Juul Labs has agreed in principle to pay at least $438.5 million to 33 U.S. states (and Puerto Rico) to settle allegations the company deceived consumers and engaged in youth-oriented advertising and marketing. The settlement also requires Juul to adhere to certain standards in its future marketing.
The settlement is the result of a two-year investigation led by the attorneys general of Connecticut, Oregon and Texas. The $438.5 million figure is based on a six-year payment schedule. It could go as high as $470 million if the company spreads payments to the states over 10 years, according to Texas Attorney General Ken Paxton.
The allegations made by the attorneys general will be familiar to anyone who has followed vaping news over the last four years. According to Connecticut AG William Tong, Juul Labs “relentlessly marketed vaping products to underage youth…and misled consumers about the nicotine content and addictiveness of its products.”
“With a technology-focused, sleek design that could easily be concealed, JUUL sold its products in flavors known to be attractive to underage users,” says Paxton’s press release. “JUUL also manipulated the chemical composition of its product to make the vapor less harsh on the throats of young and inexperienced users. To preserve its underage customer base, JUUL relied on age verification techniques that it knew were ineffective.”
The states and territories that joined the settlement, according to Texas AG Paxton, are: Alabama, Arkansas, Connecticut, Delaware, Georgia, Hawaii, Idaho, Indiana, Kansas, Kentucky, Maryland, Maine, Mississippi, Montana, North Dakota, Nebraska, New Hampshire, New Jersey, Nevada, Ohio, Oklahoma, Oregon, Puerto Rico, Rhode Island, South Carolina, South Dakota, Tennessee, Texas, Utah, Virginia, Vermont, Wisconsin, and Wyoming.
Juul settled earlier with some individual states, including a $40 million agreement with North Carolina in June 2021, and later (for lesser amounts) with Arizona, Louisiana and Washington.
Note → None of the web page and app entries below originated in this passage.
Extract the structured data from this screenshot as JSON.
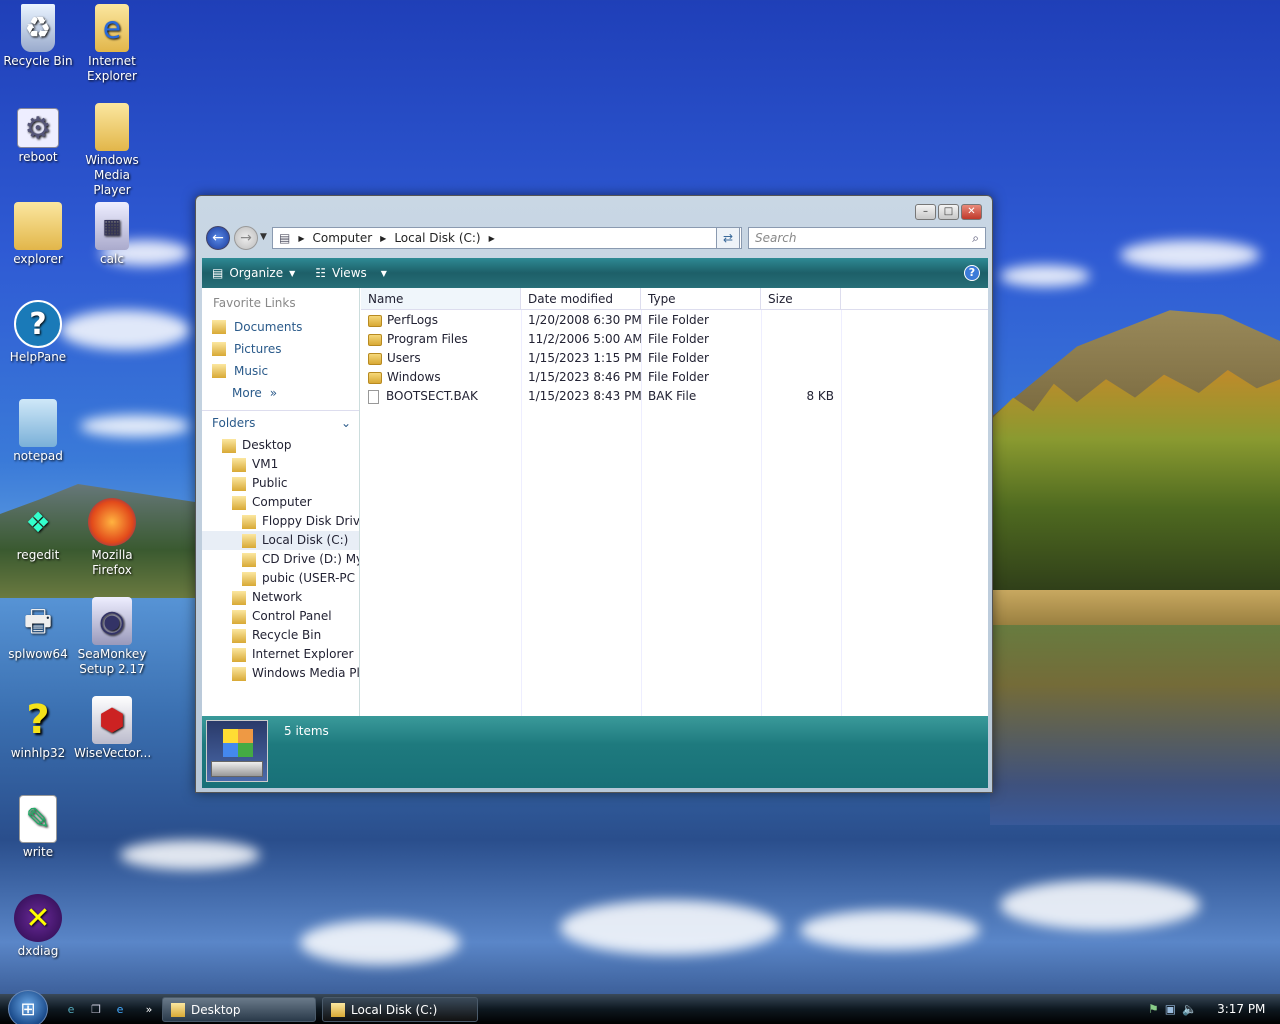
{
  "desktop": {
    "icons": [
      {
        "label_l1": "Recycle Bin",
        "label_l2": "",
        "icon": "recycle-bin-icon"
      },
      {
        "label_l1": "Internet",
        "label_l2": "Explorer",
        "icon": "internet-explorer-icon"
      },
      {
        "label_l1": "reboot",
        "label_l2": "",
        "icon": "reboot-icon"
      },
      {
        "label_l1": "Windows",
        "label_l2": "Media Player",
        "icon": "folder-icon"
      },
      {
        "label_l1": "explorer",
        "label_l2": "",
        "icon": "explorer-folder-icon"
      },
      {
        "label_l1": "calc",
        "label_l2": "",
        "icon": "calculator-icon"
      },
      {
        "label_l1": "HelpPane",
        "label_l2": "",
        "icon": "help-icon"
      },
      {
        "label_l1": "notepad",
        "label_l2": "",
        "icon": "notepad-icon"
      },
      {
        "label_l1": "regedit",
        "label_l2": "",
        "icon": "regedit-icon"
      },
      {
        "label_l1": "Mozilla",
        "label_l2": "Firefox",
        "icon": "firefox-icon"
      },
      {
        "label_l1": "splwow64",
        "label_l2": "",
        "icon": "printer-icon"
      },
      {
        "label_l1": "SeaMonkey",
        "label_l2": "Setup 2.17",
        "icon": "installer-icon"
      },
      {
        "label_l1": "winhlp32",
        "label_l2": "",
        "icon": "question-mark-icon"
      },
      {
        "label_l1": "WiseVector...",
        "label_l2": "",
        "icon": "wisevector-icon"
      },
      {
        "label_l1": "write",
        "label_l2": "",
        "icon": "wordpad-icon"
      },
      {
        "label_l1": "dxdiag",
        "label_l2": "",
        "icon": "dxdiag-icon"
      }
    ]
  },
  "window": {
    "address": {
      "root": "Computer",
      "current": "Local Disk (C:)"
    },
    "search_placeholder": "Search",
    "toolbar": {
      "organize": "Organize",
      "views": "Views"
    },
    "nav": {
      "favorite_links_title": "Favorite Links",
      "favorites": [
        "Documents",
        "Pictures",
        "Music"
      ],
      "more": "More",
      "folders_title": "Folders",
      "tree": [
        {
          "label": "Desktop",
          "level": 0
        },
        {
          "label": "VM1",
          "level": 1
        },
        {
          "label": "Public",
          "level": 1
        },
        {
          "label": "Computer",
          "level": 1
        },
        {
          "label": "Floppy Disk Drive",
          "level": 2
        },
        {
          "label": "Local Disk (C:)",
          "level": 2,
          "selected": true
        },
        {
          "label": "CD Drive (D:) MyP",
          "level": 2
        },
        {
          "label": "pubic (USER-PC (t",
          "level": 2
        },
        {
          "label": "Network",
          "level": 1
        },
        {
          "label": "Control Panel",
          "level": 1
        },
        {
          "label": "Recycle Bin",
          "level": 1
        },
        {
          "label": "Internet Explorer",
          "level": 1
        },
        {
          "label": "Windows Media Pla",
          "level": 1
        }
      ]
    },
    "columns": {
      "name": "Name",
      "date": "Date modified",
      "type": "Type",
      "size": "Size"
    },
    "files": [
      {
        "name": "PerfLogs",
        "date": "1/20/2008 6:30 PM",
        "type": "File Folder",
        "size": "",
        "kind": "folder"
      },
      {
        "name": "Program Files",
        "date": "11/2/2006 5:00 AM",
        "type": "File Folder",
        "size": "",
        "kind": "folder"
      },
      {
        "name": "Users",
        "date": "1/15/2023 1:15 PM",
        "type": "File Folder",
        "size": "",
        "kind": "folder"
      },
      {
        "name": "Windows",
        "date": "1/15/2023 8:46 PM",
        "type": "File Folder",
        "size": "",
        "kind": "folder"
      },
      {
        "name": "BOOTSECT.BAK",
        "date": "1/15/2023 8:43 PM",
        "type": "BAK File",
        "size": "8 KB",
        "kind": "file"
      }
    ],
    "status": "5 items"
  },
  "taskbar": {
    "tasks": [
      "Desktop",
      "Local Disk (C:)"
    ],
    "clock": "3:17 PM"
  }
}
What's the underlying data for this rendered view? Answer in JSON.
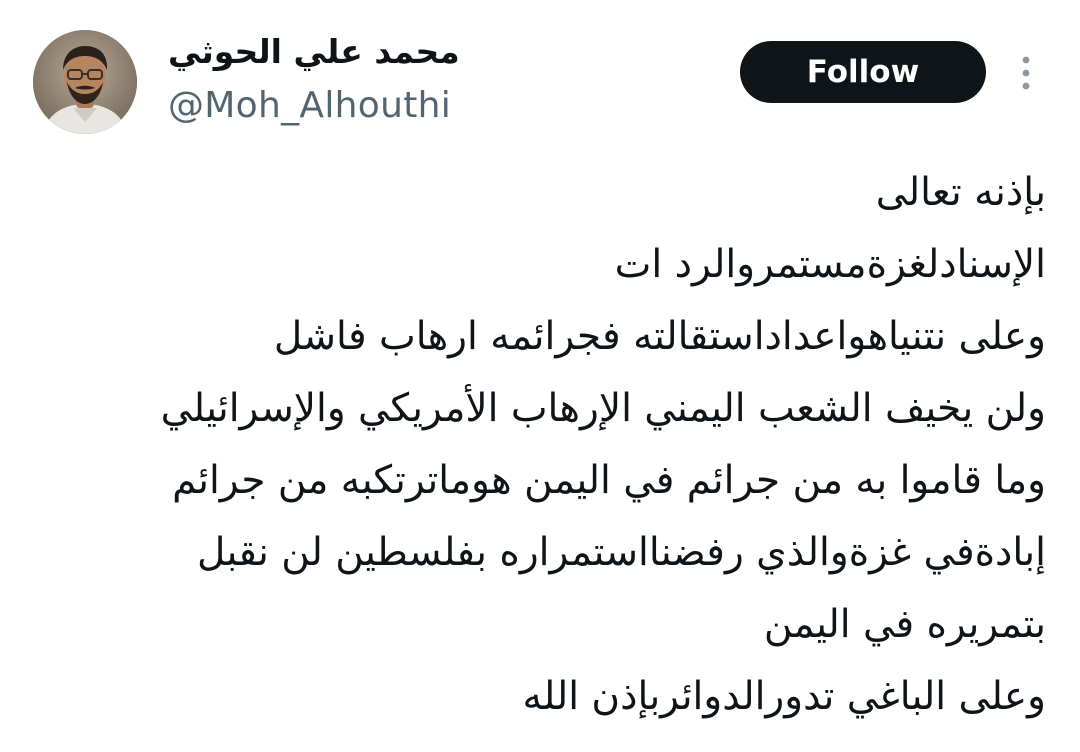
{
  "author": {
    "display_name": "محمد علي الحوثي",
    "handle": "@Moh_Alhouthi",
    "avatar_icon": "profile-photo"
  },
  "actions": {
    "follow_label": "Follow",
    "more_icon": "more-vertical-icon"
  },
  "tweet": {
    "lines": [
      "بإذنه تعالى",
      "الإسنادلغزةمستمروالرد ات",
      "وعلى نتنياهواعداداستقالته فجرائمه ارهاب فاشل",
      "ولن يخيف الشعب اليمني الإرهاب الأمريكي والإسرائيلي",
      "وما قاموا به من جرائم في اليمن هوماترتكبه من جرائم",
      "إبادةفي غزةوالذي رفضنااستمراره بفلسطين لن نقبل",
      "بتمريره في اليمن",
      "وعلى الباغي تدورالدوائربإذن الله"
    ]
  },
  "colors": {
    "text_primary": "#0f1419",
    "text_secondary": "#536471",
    "button_bg": "#0f1419",
    "button_text": "#ffffff"
  }
}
The company still faces several lawsuits by other state attorneys general, and a huge multi-district litigation (MDL) that consolidates thousands of complaints by individuals, municipalities, school districts and Indian tribes.
The agreement requires Juul to end any marketing to persons under age 35, limits in-store displays and access, sets online and retail sales limits and a retail compliance check protocol, and requires age verification for all sales, among other requirements. Most if not all of the agreed practices listed in the settlement have been standard at Juul for years, and some others have been federally mandated since 2016 under provisions of the FDA’s Deeming Rule.
The allegations surrounding what Connecticut AG Tong describes as Juul’s “cynically calculated advertising campaigns [that] created a new generation of nicotine addicts” stem from Juul’s first ad campaign, which was active for a short period in 2015—more than two years before the first rumblings of the so-called “youth vaping epidemic” began to grab headlines.
In addition, Juul withdrew most of its flavored products from the market in 2018—more than a year before the FDA mandated removal of flavored pod-based vape products in January 2020, and two years before the AG’s investigation began. More recently, the company eliminated all U.S. advertising.
Middle and high school-aged vaping has declined by 60 percent since its high-water mark in 2019, and the most recent teen vaping survey showed that Juul is a bit player in adolescent vaping at this point.
On June 23, the FDA issued a marketing denial order (MDO) to Juul Labs, ordering the company to pull its products from retail shelves immediately. A day later, Juul sought and received a temporary stay from a federal court, allowing the company to continue selling products. Less than two weeks later, the FDA itself put the MDO on hold, admitting it had missed 6,000 pages of evidence in Juul’s marketing application.